On 25th October 2018, WHO member states agreed to the Declaration of Astana – a vow to strengthen their primary health care systems as an essential step towards achieving universal health coverage. This new declaration follows on from Alma-Ata in 1978, a conference held in Almaty, Kazakhstan where world leaders committed to ‘health for all’. This year the Global Conference on Primary Health Care was held in Astana, Kazakhstan. The new declaration focuses on a primary health care approach, as it is the foundation to achieving goals in universal health coverage and health related sustainable development goals. It will also renew political commitment to primary health care from Governments, non-governmental organizations, academia and global health organizations.
Over the last 40 years since Alma-Ata, the goal of ‘health for all’ has not been achieved. The approach to health care has been in silos, focusing on vertical programs that tackle individual conditions rather than a horizontal approach that aims to strengthen the health system in order to treat patients more holistically. The declaration of Astana highlights that deliberate actions will be required to ensure success and that success will be specifically driven by political will, knowledge, technology and people. Despite these factors contributing to the advancement in health since 1978, ‘health for all’ has not been achieved. Furthermore, neither of these declarations suggests how the goal of ‘health for all’ or primary health care can be achieved.
Success will require more than a vow and agreeing to a set of objectives is not enough.
Success is not only dependent on the factors mentioned in the Declaration of Astana. The rapid advances we have seen in technology, knowledge, political will, and people happened over the last 40 years. Although innovation will occur in the next 40, the impact on health may not be as big, as huge advances have already been made. And even though such huge strides have been accomplished, ‘health for all’ has not. Success will be dependent on something else - accountability. There is a need to hold governments accountable to what they agree to. It is not enough anymore to commit to a declaration. Such a promise requires multilateral institutions such as the UN to develop some sort of accountability mechanism that ensures governments live up to what they committed to. Individual governments need to be made responsible. The UN collects a wealth of information on government health expenditure, health system access, and corruption within government to name a few. However, what good is this data if there is no action that follows?
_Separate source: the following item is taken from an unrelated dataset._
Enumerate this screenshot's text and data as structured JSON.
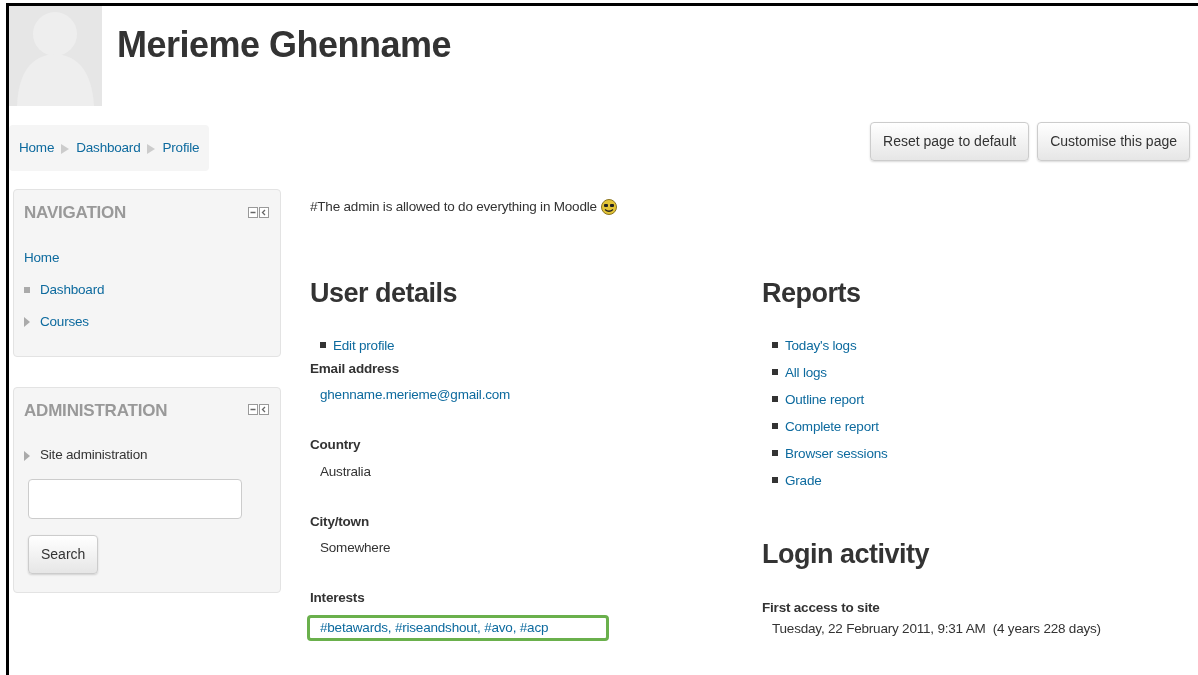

As well as accountability, governments in the Global South, where primary health care still struggles to surface, need to harness what they already have when it comes to people, knowledge and technology. Countries for example like India have all the ingredients for success - it is now up to the Indian government to channel funding into ensuring the effects of people, knowledge and technology are fully realized.
Hopefully the excitement and intention of accomplishing The Declaration of Astana will not be short lived.
By Shreya Patel
Photo Credit: International conference on Primary Care - Almaty 1978. Wikimedia Commons.
Identification of anemia in pregnant women is important, since it is an important cause of multiple complications during pregnancy (preterm delivery, low birth weight and perinatal death), so it is recommended to all pregnant women, in the first prenatal visit and at 28 weeks of gestation, the measurement of serum concentrations of hemoglobin and hematocrit as a screening test for anemia.
Prenatal assessment seeks to identify, through clinical history, sociodemographic characteristics, mean blood pressure, Doppler of the uterine arteries and biochemical markers such as pregnancy-associated plasma protein A (PAPP-A) and placental growth factor (PlGF), those women who are at high risk of developing preeclampsia in order to take appropriate measures. that can help reduce that risk.